We may note here that Claire Mius herself was to marry in 1806 a Black man by the name of Jean-Marie Blanchard, born in Bayonne, France, who had drifted to the West Indies, before landing in Nova Scotia. When this marriage took place, we do not read of any fuss made on account of another Acadian girl marrying a colored man.
As for Joseph Quomino, he was brought up in Sainte-Anne-du-Ruisseau or vicinity. On Oct. 17, 1831, at Sainte-Anne-du-Ruisseau or in Wedgeport, he married Mary Elizabeth Andrews, called Bessie, of Wedgeport, Black or mulatto, whose origin is not known. We know four of their children, three girls and one boy, Charles Henri, born April 21, 1837, who took the name of Hatfield. He married Jan. 27, 1858, Leonise LeBlanc, daughter of Jean, of the famous Honore family and of Madeleine Doucet. They lived on the main road, between Sainte-Anne-du-Ruisseau and Tusket, not far from the church. With regard to Leonice LeBlanc, who was called, for no apparent reason, “La Taupe” (the Mole), old lpeople would talk about her with great esteem, by the fact that she was frequently in church, cleaning, dusting, sweeping, decorating the altar, and doing the washing of the altar cloths. Her youngest child, Charles, was known as “Bibi de La Taupe” (Baby of La Taupe), the father being dead at the time.
Old people used to have many fascinating stories about Joseph Quomino. He used to sell molasses candies. But this was just a “cover-up” for the home-brew that he was peddling around. They recalled especially a certain instance when Joseph Quomino nearly got caught by Calixte Muise, of Belleville, who was acting as constable. What made this instance more memorable than others is that it took place in church. Calixte had tried to apprehend Joseph Quomino many times, but Joseph would always find a way to escape. This Sunday, in church, it happened that both, Calixte and Joseph, were attending Mass in the sanctuary, what used to be done when there was not enough room in the nave.
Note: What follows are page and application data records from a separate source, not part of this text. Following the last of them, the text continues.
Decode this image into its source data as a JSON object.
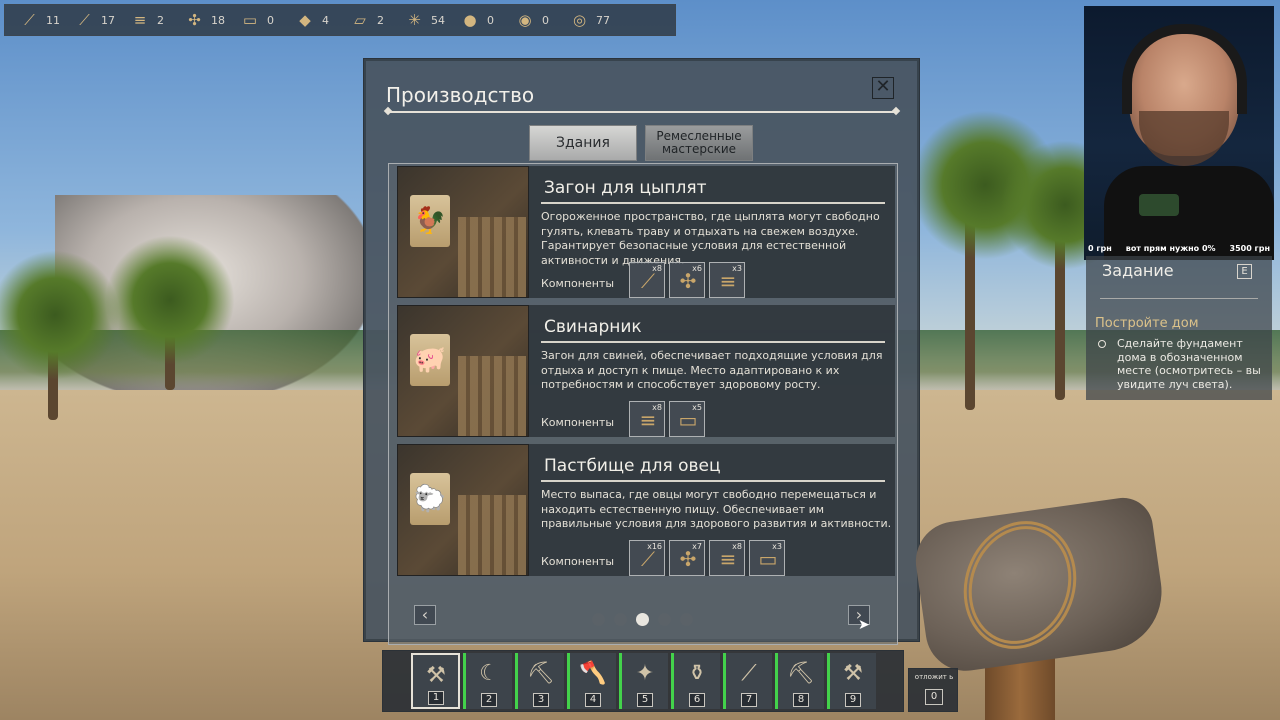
{
  "resources": [
    {
      "icon": "stick-icon",
      "glyph": "⟋",
      "count": "11"
    },
    {
      "icon": "branch-icon",
      "glyph": "⟋",
      "count": "17"
    },
    {
      "icon": "log-icon",
      "glyph": "≡",
      "count": "2"
    },
    {
      "icon": "fiber-icon",
      "glyph": "✣",
      "count": "18"
    },
    {
      "icon": "plank-icon",
      "glyph": "▭",
      "count": "0"
    },
    {
      "icon": "bark-icon",
      "glyph": "◆",
      "count": "4"
    },
    {
      "icon": "board-icon",
      "glyph": "▱",
      "count": "2"
    },
    {
      "icon": "leaf-icon",
      "glyph": "✳",
      "count": "54"
    },
    {
      "icon": "stone-icon",
      "glyph": "●",
      "count": "0"
    },
    {
      "icon": "coin-icon",
      "glyph": "◉",
      "count": "0"
    },
    {
      "icon": "gem-icon",
      "glyph": "◎",
      "count": "77"
    }
  ],
  "panel": {
    "title": "Производство",
    "close_label": "✕",
    "tabs": {
      "buildings": "Здания",
      "crafts": "Ремесленные мастерские"
    },
    "components_label": "Компоненты"
  },
  "cards": [
    {
      "title": "Загон для цыплят",
      "sign": "🐓",
      "desc": "Огороженное пространство, где цыплята могут свободно гулять, клевать траву и отдыхать на свежем воздухе. Гарантирует безопасные условия для естественной активности и движения.",
      "components": [
        {
          "icon": "branch-icon",
          "glyph": "⟋",
          "qty": "x8"
        },
        {
          "icon": "fiber-icon",
          "glyph": "✣",
          "qty": "x6"
        },
        {
          "icon": "log-icon",
          "glyph": "≡",
          "qty": "x3"
        }
      ]
    },
    {
      "title": "Свинарник",
      "sign": "🐖",
      "desc": "Загон для свиней, обеспечивает подходящие условия для отдыха и доступ к пище. Место адаптировано к их потребностям и способствует здоровому росту.",
      "components": [
        {
          "icon": "log-icon",
          "glyph": "≡",
          "qty": "x8"
        },
        {
          "icon": "plank-icon",
          "glyph": "▭",
          "qty": "x5"
        }
      ]
    },
    {
      "title": "Пастбище для овец",
      "sign": "🐑",
      "desc": "Место выпаса, где овцы могут свободно перемещаться и находить естественную пищу. Обеспечивает им правильные условия для здорового развития и активности.",
      "components": [
        {
          "icon": "branch-icon",
          "glyph": "⟋",
          "qty": "x16"
        },
        {
          "icon": "fiber-icon",
          "glyph": "✣",
          "qty": "x7"
        },
        {
          "icon": "log-icon",
          "glyph": "≡",
          "qty": "x8"
        },
        {
          "icon": "plank-icon",
          "glyph": "▭",
          "qty": "x3"
        }
      ]
    }
  ],
  "pager": {
    "prev": "‹",
    "next": "›",
    "page_count": 5,
    "current_page": 3
  },
  "hotbar": [
    {
      "num": "1",
      "icon": "stone-hammer-icon",
      "glyph": "⚒"
    },
    {
      "num": "2",
      "icon": "sickle-icon",
      "glyph": "☾"
    },
    {
      "num": "3",
      "icon": "pickaxe-icon",
      "glyph": "⛏"
    },
    {
      "num": "4",
      "icon": "axe-icon",
      "glyph": "🪓"
    },
    {
      "num": "5",
      "icon": "seed-bag-icon",
      "glyph": "✦"
    },
    {
      "num": "6",
      "icon": "jug-icon",
      "glyph": "⚱"
    },
    {
      "num": "7",
      "icon": "hoe-icon",
      "glyph": "⟋"
    },
    {
      "num": "8",
      "icon": "pick-icon",
      "glyph": "⛏"
    },
    {
      "num": "9",
      "icon": "hammer-icon",
      "glyph": "⚒"
    }
  ],
  "drop": {
    "label": "отложит ь",
    "count": "0"
  },
  "stream": {
    "left": "0 грн",
    "middle": "вот прям нужно 0%",
    "right": "3500 грн"
  },
  "quest": {
    "title": "Задание",
    "key": "E",
    "goal": "Постройте дом",
    "desc": "Сделайте фундамент дома в обозначенном месте (осмотритесь – вы увидите луч света)."
  }
}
Seeing Joseph across from him, Calixte thought that this was his chance. But, in the time of Father Sigogne, nobody dared leave the church or even his pew before the priest would have entered the sacristy after Mass. There they were, both of them, with a foot in the aisle, ready to make a bee-line for the door, while all eyes of the congregation were glued on them, aside from the altar, wondering what would be the outcome. Father Sigogne had not yet put a foot in the vestry, when Joseph Quomino, being closer to the door, dashed out, with Calixte on his heels. But Joseph, although older than his pursuer, outran him and escaped in the woods, avoiding another encounter with the law. It is stated, though, that he was not always that lucky. Although he had to pay a few fines, that did not stop him from carrying on his trade, when prohibition was still in full force.